21 Notice of Withdrawal of Mid-Term Evaluation of Greenhouse Gas Emissions Standards for Model Year 2022–2025 Light-Duty Vehicles, 83 Fed. Reg. 72 (April 13, 2018), available at https://www.govinfo.gov/content/pkg/FR-2018-04-13/pdf/2018-07364.pdf.

22 Case Nos. 18-1114(L), 18-1118(Con.), 18-1139(Con.), 18-1162(Con.) (D. Col. Cir.).

23 SAFE Vehicles Rule, 83 Fed. Reg. 165, at 42986.

24Id.

25Id. at 42,995. The basis for the reduction in fatalities under the proposed rule is “improved fleet turnover as more consumers will be able to afford newer and safer vehicles” because technology costs will be reduced with lower fuel efficiency requirements. Other safety benefits would come from “avoiding the increased driving that would otherwise result from higher fuel efficiency”—in other words consumers will drive less with higher consumption cars, and thus there will be fewer overall fatalities.

26Id.

27 Evan Halper, et al., California vows to fight Trump EPA’s move to freeze fuel economy rules, LA Times (Aug. 2, 2018), http://www.latimes.com/politics/la-na-pol-trump-fuel-economy-20180802-story.html.

28 Central Valley Chrysler-Jeep, Inc. v. Goldstene, 529 F. Supp. 2d 1151 (E.D. Cal. 2007); Green Mountain Chrysler Plymouth Dodge v. Crombie, 508 F. Supp. 2d 295 (D. Vt. 2007).

29 Shoshana Lew and Jason S. Miller, The Trump administration’s fuel-efficiency proposal is unnecessary and harmful, The Brookings Institute (Aug. 3, 2018), https://www.brookings.edu/blog/the-avenue/2018/08/03/the-trump-administrations-fuel-efficiency-proposal-is-unnecessary-and-harmful/.

30 Nic Lutsey and Dan Sperling, Trying To Make Sense Of Trump’s Rollback Of Vehicle Standards, Forbes (Aug. 2, 2018), https://www.forbes.com/sites/danielsperling/2018/08/02/trying-to-make-sense-of-trumps-rollback-of-vehicle-standards/#46b77471e71a.

31Id.

32Id.

33 Brad Plumer, Trump Officials Link Fuel Economy Rules to Deadly Crashes.
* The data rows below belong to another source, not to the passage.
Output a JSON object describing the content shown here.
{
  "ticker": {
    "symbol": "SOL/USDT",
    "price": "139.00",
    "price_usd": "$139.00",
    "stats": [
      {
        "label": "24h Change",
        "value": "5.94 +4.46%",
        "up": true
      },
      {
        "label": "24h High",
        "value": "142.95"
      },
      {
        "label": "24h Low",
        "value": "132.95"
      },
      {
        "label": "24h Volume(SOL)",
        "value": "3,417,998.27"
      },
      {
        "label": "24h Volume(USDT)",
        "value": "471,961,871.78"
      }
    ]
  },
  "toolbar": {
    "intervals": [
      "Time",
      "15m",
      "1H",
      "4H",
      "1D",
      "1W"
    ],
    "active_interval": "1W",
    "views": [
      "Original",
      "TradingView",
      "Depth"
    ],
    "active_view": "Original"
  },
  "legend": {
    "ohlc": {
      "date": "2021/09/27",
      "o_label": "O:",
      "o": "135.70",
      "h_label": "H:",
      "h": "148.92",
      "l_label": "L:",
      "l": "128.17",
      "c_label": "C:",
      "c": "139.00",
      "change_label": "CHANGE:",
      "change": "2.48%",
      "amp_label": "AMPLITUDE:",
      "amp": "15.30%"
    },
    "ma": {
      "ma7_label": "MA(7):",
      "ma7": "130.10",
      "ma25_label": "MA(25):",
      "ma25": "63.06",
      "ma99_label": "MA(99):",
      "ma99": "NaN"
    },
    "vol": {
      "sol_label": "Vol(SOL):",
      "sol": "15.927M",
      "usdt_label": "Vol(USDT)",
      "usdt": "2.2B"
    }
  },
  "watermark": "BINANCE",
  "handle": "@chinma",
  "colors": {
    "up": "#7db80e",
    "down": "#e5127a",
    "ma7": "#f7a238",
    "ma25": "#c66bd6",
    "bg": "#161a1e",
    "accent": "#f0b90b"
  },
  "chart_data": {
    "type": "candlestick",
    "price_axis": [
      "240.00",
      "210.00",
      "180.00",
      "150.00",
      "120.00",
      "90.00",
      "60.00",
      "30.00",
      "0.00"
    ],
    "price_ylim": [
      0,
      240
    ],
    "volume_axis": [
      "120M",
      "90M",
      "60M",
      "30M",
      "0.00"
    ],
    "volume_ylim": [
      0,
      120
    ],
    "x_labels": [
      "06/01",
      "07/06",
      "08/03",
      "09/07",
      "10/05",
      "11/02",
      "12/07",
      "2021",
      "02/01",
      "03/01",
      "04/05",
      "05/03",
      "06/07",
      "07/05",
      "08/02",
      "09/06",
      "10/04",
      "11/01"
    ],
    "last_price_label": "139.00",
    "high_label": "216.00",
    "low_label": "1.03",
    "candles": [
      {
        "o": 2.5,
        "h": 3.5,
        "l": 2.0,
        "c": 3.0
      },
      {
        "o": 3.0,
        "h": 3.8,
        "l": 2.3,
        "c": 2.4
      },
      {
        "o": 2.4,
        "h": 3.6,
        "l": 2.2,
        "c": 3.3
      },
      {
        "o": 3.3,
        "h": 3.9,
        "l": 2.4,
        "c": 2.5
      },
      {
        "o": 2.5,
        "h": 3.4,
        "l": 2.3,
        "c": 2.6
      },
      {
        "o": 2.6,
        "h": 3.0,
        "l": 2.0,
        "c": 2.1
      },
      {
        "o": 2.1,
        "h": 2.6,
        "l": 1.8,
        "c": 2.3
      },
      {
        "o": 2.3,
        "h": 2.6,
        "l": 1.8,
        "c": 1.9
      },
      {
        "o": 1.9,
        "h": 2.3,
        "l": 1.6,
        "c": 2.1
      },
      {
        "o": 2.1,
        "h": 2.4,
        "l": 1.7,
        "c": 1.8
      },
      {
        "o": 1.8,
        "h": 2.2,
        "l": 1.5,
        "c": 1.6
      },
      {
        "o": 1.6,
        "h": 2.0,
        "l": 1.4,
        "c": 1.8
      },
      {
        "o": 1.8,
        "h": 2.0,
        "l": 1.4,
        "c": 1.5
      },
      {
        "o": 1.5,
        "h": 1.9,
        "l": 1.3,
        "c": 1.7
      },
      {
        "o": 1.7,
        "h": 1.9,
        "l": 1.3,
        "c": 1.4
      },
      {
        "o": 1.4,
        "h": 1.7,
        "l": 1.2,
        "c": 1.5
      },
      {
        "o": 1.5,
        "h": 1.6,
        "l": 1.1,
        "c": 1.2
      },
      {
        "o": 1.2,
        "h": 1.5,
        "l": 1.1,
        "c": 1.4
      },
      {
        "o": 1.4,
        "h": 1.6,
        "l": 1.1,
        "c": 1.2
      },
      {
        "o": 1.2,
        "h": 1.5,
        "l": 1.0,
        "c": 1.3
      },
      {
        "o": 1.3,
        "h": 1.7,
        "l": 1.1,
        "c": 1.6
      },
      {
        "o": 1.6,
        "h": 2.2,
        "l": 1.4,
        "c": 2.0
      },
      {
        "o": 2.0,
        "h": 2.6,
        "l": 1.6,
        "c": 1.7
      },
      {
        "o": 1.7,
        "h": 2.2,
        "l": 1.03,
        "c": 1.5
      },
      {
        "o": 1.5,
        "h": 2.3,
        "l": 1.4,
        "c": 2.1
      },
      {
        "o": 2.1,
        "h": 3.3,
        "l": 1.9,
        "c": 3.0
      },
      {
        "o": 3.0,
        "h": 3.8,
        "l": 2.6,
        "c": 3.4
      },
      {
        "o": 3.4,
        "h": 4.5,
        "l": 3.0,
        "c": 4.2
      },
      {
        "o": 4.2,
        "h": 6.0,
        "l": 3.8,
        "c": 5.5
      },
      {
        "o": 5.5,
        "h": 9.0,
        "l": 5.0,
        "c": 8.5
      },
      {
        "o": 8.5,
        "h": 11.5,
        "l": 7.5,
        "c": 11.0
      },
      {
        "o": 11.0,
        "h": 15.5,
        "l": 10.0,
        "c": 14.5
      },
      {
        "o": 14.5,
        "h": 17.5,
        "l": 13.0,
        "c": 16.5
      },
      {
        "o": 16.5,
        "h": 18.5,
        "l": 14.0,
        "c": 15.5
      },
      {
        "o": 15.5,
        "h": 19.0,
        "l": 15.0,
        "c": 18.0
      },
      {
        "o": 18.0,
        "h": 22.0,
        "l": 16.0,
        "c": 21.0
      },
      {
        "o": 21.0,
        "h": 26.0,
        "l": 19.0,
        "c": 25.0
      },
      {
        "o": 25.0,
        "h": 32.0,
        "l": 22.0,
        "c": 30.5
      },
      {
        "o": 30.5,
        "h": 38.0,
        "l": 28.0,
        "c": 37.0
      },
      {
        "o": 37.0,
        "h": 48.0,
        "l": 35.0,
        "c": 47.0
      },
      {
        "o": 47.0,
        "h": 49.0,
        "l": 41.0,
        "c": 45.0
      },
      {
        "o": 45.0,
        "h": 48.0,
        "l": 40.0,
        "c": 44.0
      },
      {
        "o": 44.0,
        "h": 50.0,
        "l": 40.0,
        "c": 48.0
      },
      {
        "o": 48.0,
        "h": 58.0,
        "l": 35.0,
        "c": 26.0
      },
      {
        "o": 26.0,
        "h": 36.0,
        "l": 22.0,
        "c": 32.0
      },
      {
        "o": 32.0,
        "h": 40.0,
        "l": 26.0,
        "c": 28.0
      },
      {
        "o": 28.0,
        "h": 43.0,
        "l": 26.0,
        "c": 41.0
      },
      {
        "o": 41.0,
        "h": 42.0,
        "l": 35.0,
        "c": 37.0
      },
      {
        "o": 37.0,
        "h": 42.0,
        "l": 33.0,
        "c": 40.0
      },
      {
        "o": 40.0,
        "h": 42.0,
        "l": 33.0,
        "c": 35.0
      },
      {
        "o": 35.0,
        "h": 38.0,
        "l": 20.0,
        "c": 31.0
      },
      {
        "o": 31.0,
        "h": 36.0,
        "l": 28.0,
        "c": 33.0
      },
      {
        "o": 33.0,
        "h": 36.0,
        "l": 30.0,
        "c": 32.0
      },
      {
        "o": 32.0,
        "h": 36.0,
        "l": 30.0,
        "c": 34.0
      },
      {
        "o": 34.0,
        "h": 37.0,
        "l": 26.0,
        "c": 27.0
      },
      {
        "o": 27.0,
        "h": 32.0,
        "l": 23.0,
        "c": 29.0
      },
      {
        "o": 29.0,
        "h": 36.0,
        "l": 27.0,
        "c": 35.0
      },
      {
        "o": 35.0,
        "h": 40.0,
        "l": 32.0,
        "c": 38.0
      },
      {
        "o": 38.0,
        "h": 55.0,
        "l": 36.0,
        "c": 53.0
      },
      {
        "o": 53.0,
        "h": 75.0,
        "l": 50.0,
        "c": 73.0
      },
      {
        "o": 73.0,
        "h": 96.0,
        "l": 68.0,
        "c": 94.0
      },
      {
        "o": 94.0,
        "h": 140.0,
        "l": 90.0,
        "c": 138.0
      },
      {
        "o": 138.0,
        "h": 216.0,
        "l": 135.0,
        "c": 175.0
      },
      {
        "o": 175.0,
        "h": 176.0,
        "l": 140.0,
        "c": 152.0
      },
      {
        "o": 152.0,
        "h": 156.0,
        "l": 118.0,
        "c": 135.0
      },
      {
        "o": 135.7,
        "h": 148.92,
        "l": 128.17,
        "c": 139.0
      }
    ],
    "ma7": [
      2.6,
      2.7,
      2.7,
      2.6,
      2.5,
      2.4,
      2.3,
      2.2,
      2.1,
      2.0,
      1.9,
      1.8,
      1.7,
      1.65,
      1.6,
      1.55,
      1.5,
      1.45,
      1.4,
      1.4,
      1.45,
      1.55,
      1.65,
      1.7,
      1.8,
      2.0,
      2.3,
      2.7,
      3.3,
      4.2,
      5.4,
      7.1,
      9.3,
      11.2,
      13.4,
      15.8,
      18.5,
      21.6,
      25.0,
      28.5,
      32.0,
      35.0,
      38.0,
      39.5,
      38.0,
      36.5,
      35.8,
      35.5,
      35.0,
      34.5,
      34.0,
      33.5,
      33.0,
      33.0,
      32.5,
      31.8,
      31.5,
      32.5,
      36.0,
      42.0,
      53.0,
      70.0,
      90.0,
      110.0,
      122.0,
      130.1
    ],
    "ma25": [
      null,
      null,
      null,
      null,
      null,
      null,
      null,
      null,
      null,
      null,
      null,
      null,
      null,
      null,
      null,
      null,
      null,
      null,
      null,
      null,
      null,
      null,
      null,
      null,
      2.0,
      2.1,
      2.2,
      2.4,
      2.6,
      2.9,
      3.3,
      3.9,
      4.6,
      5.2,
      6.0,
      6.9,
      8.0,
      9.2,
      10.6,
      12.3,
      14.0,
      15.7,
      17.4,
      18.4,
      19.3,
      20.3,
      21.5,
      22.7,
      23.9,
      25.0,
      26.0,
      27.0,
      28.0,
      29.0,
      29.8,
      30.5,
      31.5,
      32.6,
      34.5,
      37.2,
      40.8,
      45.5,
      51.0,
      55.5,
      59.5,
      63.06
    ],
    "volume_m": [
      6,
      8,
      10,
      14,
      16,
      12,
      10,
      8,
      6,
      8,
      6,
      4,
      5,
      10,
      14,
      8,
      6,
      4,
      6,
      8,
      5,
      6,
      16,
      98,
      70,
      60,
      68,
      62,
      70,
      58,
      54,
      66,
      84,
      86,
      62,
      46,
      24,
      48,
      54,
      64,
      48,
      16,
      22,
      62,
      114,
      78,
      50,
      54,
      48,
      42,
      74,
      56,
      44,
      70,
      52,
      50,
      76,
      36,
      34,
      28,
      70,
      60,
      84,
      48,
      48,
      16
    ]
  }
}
Experts Are Skeptical, NY Times (Aug. 2, 2018), https://www.nytimes.com/2018/08/02/climate/trump-fuel-economy.html.

34 Coral Davenport, Top Trump Officials Clash Over Plan to Let Cars Pollute More, NY Times (Jul. 27, 2018), https://www.nytimes.com/2018/07/27/climate/trump-auto-pollution-rollback.html.

35President Trump on Christine Blasey Ford, his relationships with Vladimir Putin and Kim Jong Un and more, CBS News (Oct. 15, 2018), last visited Nov. 11, 2018, video and transcript available at https://www.cbsnews.com/news/donald-trump-full-interview-60-minutes-transcript-lesley-stahl-2018-10-14/.
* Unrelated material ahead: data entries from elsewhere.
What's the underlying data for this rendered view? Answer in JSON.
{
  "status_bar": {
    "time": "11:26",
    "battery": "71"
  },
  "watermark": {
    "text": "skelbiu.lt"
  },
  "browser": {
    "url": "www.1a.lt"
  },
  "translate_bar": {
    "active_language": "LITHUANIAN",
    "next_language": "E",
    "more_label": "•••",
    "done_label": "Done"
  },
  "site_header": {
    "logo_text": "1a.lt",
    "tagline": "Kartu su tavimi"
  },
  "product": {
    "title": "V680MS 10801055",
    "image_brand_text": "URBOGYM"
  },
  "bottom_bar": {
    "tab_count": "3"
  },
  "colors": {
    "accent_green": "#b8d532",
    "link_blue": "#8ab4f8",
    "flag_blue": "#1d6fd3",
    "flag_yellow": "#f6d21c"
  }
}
36Read the transcript of AP’s interview with President Trump, AP News (Oct. 17, 2017), last visited Nov. 11, 2018, https://www.apnews.com/a28cc17d27524050b37f4d91e087955e.

37Id.

38Juliana v. U.S., 15-01517, Dkt. 1 (Aug. 12, 2015), available at https://www.courtlistener.com/recap/gov.uscourts.ord.123110/gov.uscourts.ord.123110.1.0.pdf.

39In re United States of America, et al., No. 18-505, Petition For a Writ of Mandamus (October 18, 2018), available at https://www.supremecourt.gov/DocketPDF/18/18-505/67251/20181017183026537_In%20re%20United%20States%20%20-%20Petition%20for%20Mandamus.pdf.